Data about app and page elements:
>>>
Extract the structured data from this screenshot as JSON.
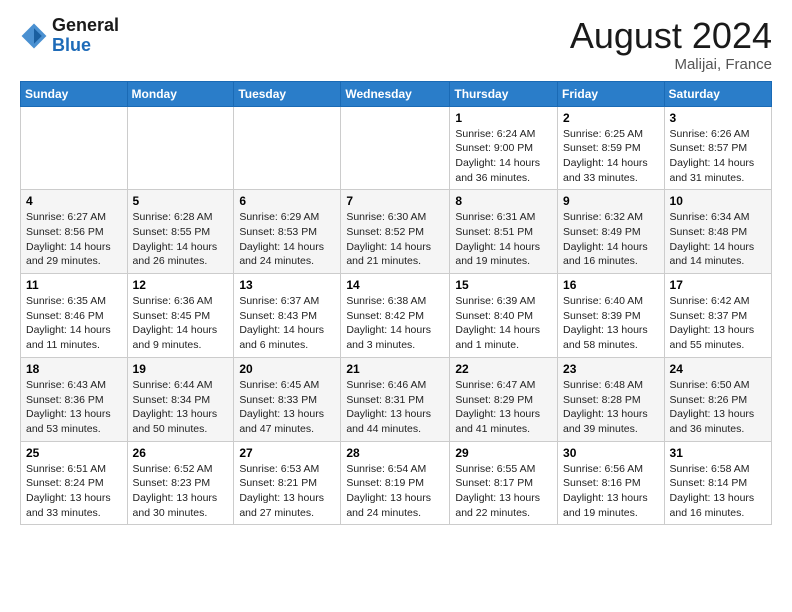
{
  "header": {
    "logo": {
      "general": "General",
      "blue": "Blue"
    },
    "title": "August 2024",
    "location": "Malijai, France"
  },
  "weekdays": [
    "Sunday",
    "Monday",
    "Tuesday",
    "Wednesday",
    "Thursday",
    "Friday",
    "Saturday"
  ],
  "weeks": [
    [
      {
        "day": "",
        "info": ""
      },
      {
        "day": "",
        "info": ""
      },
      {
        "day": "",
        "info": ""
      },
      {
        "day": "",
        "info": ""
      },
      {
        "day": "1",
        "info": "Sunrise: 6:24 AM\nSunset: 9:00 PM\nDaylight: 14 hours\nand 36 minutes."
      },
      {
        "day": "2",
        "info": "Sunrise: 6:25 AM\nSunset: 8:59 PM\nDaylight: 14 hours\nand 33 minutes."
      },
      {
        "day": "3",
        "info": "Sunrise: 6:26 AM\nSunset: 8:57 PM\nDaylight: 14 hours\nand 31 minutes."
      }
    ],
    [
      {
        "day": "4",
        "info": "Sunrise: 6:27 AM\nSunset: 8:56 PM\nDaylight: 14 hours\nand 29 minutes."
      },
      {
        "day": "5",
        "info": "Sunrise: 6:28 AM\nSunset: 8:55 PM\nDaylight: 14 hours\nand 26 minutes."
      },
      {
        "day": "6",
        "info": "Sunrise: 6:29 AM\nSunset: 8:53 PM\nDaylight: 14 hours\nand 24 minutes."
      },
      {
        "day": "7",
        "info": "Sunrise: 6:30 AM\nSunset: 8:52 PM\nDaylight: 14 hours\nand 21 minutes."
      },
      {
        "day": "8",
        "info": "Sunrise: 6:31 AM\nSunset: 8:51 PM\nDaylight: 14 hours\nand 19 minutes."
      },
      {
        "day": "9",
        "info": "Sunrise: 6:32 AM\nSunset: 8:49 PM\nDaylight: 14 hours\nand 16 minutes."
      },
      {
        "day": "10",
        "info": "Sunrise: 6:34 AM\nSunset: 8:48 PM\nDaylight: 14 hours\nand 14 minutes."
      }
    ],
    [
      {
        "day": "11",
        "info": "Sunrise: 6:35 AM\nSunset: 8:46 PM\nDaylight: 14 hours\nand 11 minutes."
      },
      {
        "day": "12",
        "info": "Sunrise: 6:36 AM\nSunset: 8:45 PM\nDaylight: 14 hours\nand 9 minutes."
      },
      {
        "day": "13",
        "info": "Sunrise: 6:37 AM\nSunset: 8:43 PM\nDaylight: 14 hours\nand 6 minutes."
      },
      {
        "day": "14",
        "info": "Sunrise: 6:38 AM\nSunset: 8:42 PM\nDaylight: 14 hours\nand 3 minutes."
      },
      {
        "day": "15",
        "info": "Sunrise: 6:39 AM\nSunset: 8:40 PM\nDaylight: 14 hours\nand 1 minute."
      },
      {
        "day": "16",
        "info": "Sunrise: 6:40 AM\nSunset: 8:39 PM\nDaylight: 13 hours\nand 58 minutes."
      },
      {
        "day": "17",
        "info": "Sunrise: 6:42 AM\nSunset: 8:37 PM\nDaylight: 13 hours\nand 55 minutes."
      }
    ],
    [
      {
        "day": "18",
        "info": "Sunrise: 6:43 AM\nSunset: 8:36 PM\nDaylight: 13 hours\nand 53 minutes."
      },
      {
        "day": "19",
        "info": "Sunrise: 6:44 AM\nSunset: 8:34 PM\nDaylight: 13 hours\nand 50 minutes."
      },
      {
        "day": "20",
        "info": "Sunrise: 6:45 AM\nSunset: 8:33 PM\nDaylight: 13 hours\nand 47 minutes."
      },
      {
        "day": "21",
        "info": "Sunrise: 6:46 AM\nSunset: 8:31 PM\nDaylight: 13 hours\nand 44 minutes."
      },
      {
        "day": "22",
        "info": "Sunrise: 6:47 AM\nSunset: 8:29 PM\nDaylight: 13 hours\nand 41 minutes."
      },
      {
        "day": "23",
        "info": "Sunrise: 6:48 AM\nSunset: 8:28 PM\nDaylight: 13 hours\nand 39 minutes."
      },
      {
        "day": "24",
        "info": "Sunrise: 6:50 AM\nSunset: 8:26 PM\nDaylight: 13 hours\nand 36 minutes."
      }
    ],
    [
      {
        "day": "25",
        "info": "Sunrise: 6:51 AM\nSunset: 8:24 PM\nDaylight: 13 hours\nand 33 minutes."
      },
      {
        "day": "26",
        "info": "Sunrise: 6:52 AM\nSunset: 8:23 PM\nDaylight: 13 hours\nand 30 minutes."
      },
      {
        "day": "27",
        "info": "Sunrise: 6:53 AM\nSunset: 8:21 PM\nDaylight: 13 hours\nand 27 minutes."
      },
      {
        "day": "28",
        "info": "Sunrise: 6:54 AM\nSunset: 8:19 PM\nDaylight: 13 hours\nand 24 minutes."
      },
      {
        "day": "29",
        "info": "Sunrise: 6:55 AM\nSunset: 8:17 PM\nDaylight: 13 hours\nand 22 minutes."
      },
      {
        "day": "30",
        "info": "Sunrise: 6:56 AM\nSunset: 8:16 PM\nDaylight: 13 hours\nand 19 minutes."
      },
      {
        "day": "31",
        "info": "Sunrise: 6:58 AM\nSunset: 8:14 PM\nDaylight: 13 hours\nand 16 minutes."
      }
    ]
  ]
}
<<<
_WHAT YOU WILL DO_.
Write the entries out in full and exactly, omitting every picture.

_OUTPUT FOR THIS TASK_.
Extract the structured data from this screenshot as JSON.
{
  "header": {
    "logo": {
      "general": "General",
      "blue": "Blue"
    },
    "title": "August 2024",
    "location": "Malijai, France"
  },
  "weekdays": [
    "Sunday",
    "Monday",
    "Tuesday",
    "Wednesday",
    "Thursday",
    "Friday",
    "Saturday"
  ],
  "weeks": [
    [
      {
        "day": "",
        "info": ""
      },
      {
        "day": "",
        "info": ""
      },
      {
        "day": "",
        "info": ""
      },
      {
        "day": "",
        "info": ""
      },
      {
        "day": "1",
        "info": "Sunrise: 6:24 AM\nSunset: 9:00 PM\nDaylight: 14 hours\nand 36 minutes."
      },
      {
        "day": "2",
        "info": "Sunrise: 6:25 AM\nSunset: 8:59 PM\nDaylight: 14 hours\nand 33 minutes."
      },
      {
        "day": "3",
        "info": "Sunrise: 6:26 AM\nSunset: 8:57 PM\nDaylight: 14 hours\nand 31 minutes."
      }
    ],
    [
      {
        "day": "4",
        "info": "Sunrise: 6:27 AM\nSunset: 8:56 PM\nDaylight: 14 hours\nand 29 minutes."
      },
      {
        "day": "5",
        "info": "Sunrise: 6:28 AM\nSunset: 8:55 PM\nDaylight: 14 hours\nand 26 minutes."
      },
      {
        "day": "6",
        "info": "Sunrise: 6:29 AM\nSunset: 8:53 PM\nDaylight: 14 hours\nand 24 minutes."
      },
      {
        "day": "7",
        "info": "Sunrise: 6:30 AM\nSunset: 8:52 PM\nDaylight: 14 hours\nand 21 minutes."
      },
      {
        "day": "8",
        "info": "Sunrise: 6:31 AM\nSunset: 8:51 PM\nDaylight: 14 hours\nand 19 minutes."
      },
      {
        "day": "9",
        "info": "Sunrise: 6:32 AM\nSunset: 8:49 PM\nDaylight: 14 hours\nand 16 minutes."
      },
      {
        "day": "10",
        "info": "Sunrise: 6:34 AM\nSunset: 8:48 PM\nDaylight: 14 hours\nand 14 minutes."
      }
    ],
    [
      {
        "day": "11",
        "info": "Sunrise: 6:35 AM\nSunset: 8:46 PM\nDaylight: 14 hours\nand 11 minutes."
      },
      {
        "day": "12",
        "info": "Sunrise: 6:36 AM\nSunset: 8:45 PM\nDaylight: 14 hours\nand 9 minutes."
      },
      {
        "day": "13",
        "info": "Sunrise: 6:37 AM\nSunset: 8:43 PM\nDaylight: 14 hours\nand 6 minutes."
      },
      {
        "day": "14",
        "info": "Sunrise: 6:38 AM\nSunset: 8:42 PM\nDaylight: 14 hours\nand 3 minutes."
      },
      {
        "day": "15",
        "info": "Sunrise: 6:39 AM\nSunset: 8:40 PM\nDaylight: 14 hours\nand 1 minute."
      },
      {
        "day": "16",
        "info": "Sunrise: 6:40 AM\nSunset: 8:39 PM\nDaylight: 13 hours\nand 58 minutes."
      },
      {
        "day": "17",
        "info": "Sunrise: 6:42 AM\nSunset: 8:37 PM\nDaylight: 13 hours\nand 55 minutes."
      }
    ],
    [
      {
        "day": "18",
        "info": "Sunrise: 6:43 AM\nSunset: 8:36 PM\nDaylight: 13 hours\nand 53 minutes."
      },
      {
        "day": "19",
        "info": "Sunrise: 6:44 AM\nSunset: 8:34 PM\nDaylight: 13 hours\nand 50 minutes."
      },
      {
        "day": "20",
        "info": "Sunrise: 6:45 AM\nSunset: 8:33 PM\nDaylight: 13 hours\nand 47 minutes."
      },
      {
        "day": "21",
        "info": "Sunrise: 6:46 AM\nSunset: 8:31 PM\nDaylight: 13 hours\nand 44 minutes."
      },
      {
        "day": "22",
        "info": "Sunrise: 6:47 AM\nSunset: 8:29 PM\nDaylight: 13 hours\nand 41 minutes."
      },
      {
        "day": "23",
        "info": "Sunrise: 6:48 AM\nSunset: 8:28 PM\nDaylight: 13 hours\nand 39 minutes."
      },
      {
        "day": "24",
        "info": "Sunrise: 6:50 AM\nSunset: 8:26 PM\nDaylight: 13 hours\nand 36 minutes."
      }
    ],
    [
      {
        "day": "25",
        "info": "Sunrise: 6:51 AM\nSunset: 8:24 PM\nDaylight: 13 hours\nand 33 minutes."
      },
      {
        "day": "26",
        "info": "Sunrise: 6:52 AM\nSunset: 8:23 PM\nDaylight: 13 hours\nand 30 minutes."
      },
      {
        "day": "27",
        "info": "Sunrise: 6:53 AM\nSunset: 8:21 PM\nDaylight: 13 hours\nand 27 minutes."
      },
      {
        "day": "28",
        "info": "Sunrise: 6:54 AM\nSunset: 8:19 PM\nDaylight: 13 hours\nand 24 minutes."
      },
      {
        "day": "29",
        "info": "Sunrise: 6:55 AM\nSunset: 8:17 PM\nDaylight: 13 hours\nand 22 minutes."
      },
      {
        "day": "30",
        "info": "Sunrise: 6:56 AM\nSunset: 8:16 PM\nDaylight: 13 hours\nand 19 minutes."
      },
      {
        "day": "31",
        "info": "Sunrise: 6:58 AM\nSunset: 8:14 PM\nDaylight: 13 hours\nand 16 minutes."
      }
    ]
  ]
}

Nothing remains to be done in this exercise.